Reflection on the content of works of art may make this more plausible. The modes of existence explored by art are rarely modes of existence in which one is wrapped up in art. Here I want to take Joyce as an example. I have long considered writing a post, half serious and half in jest, titled “Joyce’s (elitist) undermining of elitism.” Literature has always been for the elite (in social status, which of course I do not confuse with real worth) in that (written) literature is by default accessible primarily to the literate. Even with the increase in literacy (part of) the world now enjoys, there is still literature that confines itself to the elite. Joyce falls into this camp: his work, at least his later work, is accessible only to those willing not just to read it but to study it, to struggle through it.
While this is indisputably the case, we must nonetheless consider the nature of Joyce’s characters, particularly his heroes. Leopold Bloom is an intelligent and educated man, to be sure, but to call him “erudite” would be going too far. He is not the type of person who would read Ulysses, though he might use its pages for toilet paper. (Not out of disrespect, mind!) Yet he is, more clearly than anyone else in Joyce’s oeuvre, healthy. Stephen Dedalus certainly is not; he is much more likely to read Ulysses than Bloom. Nor is Gabriel Conroy—indeed, all of the characters of Dubliners are paralyzed in one way or another. I confess, my forays into Finnegans Wake are insufficient to say whether HCE or ALP can be called healthy. Probably they can. What matters, in any event, is that Leopold Bloom is cast again and again in heroic terms in a book that he would almost surely never read.
If we want to give the book its due, then I think we have to take this fact into account. Ulysses is an exploration of a mode of existence—Bloom’s—that does not have time for or interest in books like Ulysses. What does that say about the readers of Ulysses? That they are not Leopold Bloom, for one. And what does that mean? It means that, in recognizing the heroism of Bloom, we have to recognize as the flip side of that the possibility that Ulysses is dispensable. When we consider the juxtaposition in the book of Bloom and Stephen—Stephen who would read Ulysses and develop crazy theories about it, as he did for Hamlet—this thought should only strengthen.
Of course, I do not believe that art should stop existing.
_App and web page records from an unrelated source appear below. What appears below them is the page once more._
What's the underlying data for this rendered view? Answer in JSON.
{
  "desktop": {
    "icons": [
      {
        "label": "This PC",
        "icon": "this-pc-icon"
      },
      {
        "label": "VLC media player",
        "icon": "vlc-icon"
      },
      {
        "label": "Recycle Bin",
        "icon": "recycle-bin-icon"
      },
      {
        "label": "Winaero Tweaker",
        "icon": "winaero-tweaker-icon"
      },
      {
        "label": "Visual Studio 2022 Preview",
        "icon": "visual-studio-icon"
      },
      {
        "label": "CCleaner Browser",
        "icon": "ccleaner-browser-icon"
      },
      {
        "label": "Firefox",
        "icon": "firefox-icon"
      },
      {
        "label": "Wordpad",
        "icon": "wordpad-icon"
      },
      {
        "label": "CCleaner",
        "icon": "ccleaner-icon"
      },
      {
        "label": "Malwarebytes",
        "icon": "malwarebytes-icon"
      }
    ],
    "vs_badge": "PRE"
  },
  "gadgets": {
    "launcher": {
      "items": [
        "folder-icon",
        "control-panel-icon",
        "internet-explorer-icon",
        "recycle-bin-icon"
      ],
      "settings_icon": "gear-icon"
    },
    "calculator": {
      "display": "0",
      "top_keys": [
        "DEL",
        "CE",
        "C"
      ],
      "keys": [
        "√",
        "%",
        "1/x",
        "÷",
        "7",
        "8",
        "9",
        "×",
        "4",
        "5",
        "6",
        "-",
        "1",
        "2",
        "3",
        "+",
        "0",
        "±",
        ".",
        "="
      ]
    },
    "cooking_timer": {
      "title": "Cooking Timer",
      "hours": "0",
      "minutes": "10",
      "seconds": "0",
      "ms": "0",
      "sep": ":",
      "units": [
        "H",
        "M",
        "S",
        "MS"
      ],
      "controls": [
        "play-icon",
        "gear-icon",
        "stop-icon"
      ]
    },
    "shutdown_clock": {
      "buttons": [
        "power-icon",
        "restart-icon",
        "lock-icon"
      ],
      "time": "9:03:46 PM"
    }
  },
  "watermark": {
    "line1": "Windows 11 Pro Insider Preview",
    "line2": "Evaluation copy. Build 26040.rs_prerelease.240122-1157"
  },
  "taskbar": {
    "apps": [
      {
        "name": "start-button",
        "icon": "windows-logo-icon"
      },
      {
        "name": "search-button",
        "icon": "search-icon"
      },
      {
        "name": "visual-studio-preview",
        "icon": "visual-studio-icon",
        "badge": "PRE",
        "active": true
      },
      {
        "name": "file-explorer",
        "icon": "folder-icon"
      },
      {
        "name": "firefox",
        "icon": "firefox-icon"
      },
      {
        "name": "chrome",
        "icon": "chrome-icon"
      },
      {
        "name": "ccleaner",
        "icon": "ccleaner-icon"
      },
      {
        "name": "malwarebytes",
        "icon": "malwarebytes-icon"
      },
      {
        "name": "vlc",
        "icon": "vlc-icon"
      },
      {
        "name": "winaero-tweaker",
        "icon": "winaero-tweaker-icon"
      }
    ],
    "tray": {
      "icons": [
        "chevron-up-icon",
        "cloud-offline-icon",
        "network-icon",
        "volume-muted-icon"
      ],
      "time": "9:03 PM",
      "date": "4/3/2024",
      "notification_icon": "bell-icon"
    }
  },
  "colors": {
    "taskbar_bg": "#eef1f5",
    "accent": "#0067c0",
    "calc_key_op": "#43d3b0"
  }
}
Nor did Joyce see no need for Ulysses, nor did Frost disavow his own poetry. The very fact of their art’s existence speaks against that belief. What these two examples (and, though I discussed it less, the example also of Emerson’s corpus) reveal is that art exists in a strange tension with the thought of its disappearance—indeed it may be the secret task of art to make us, as readers, viewers, listeners, etc., mindful of the possibility of its disappearance. Mindful of this possibility, moreover, not as a loss, but as a gain.
[I must acknowledge the influence of Richard Poirier on this post—his book The Renewal of Literature first got me to take seriously the idea of the disappearance of literature. The discovery of this idea in the poetry of Frost and of its implicit presence in Joyce, as well as its relation to Rosenberg, however, are my own.]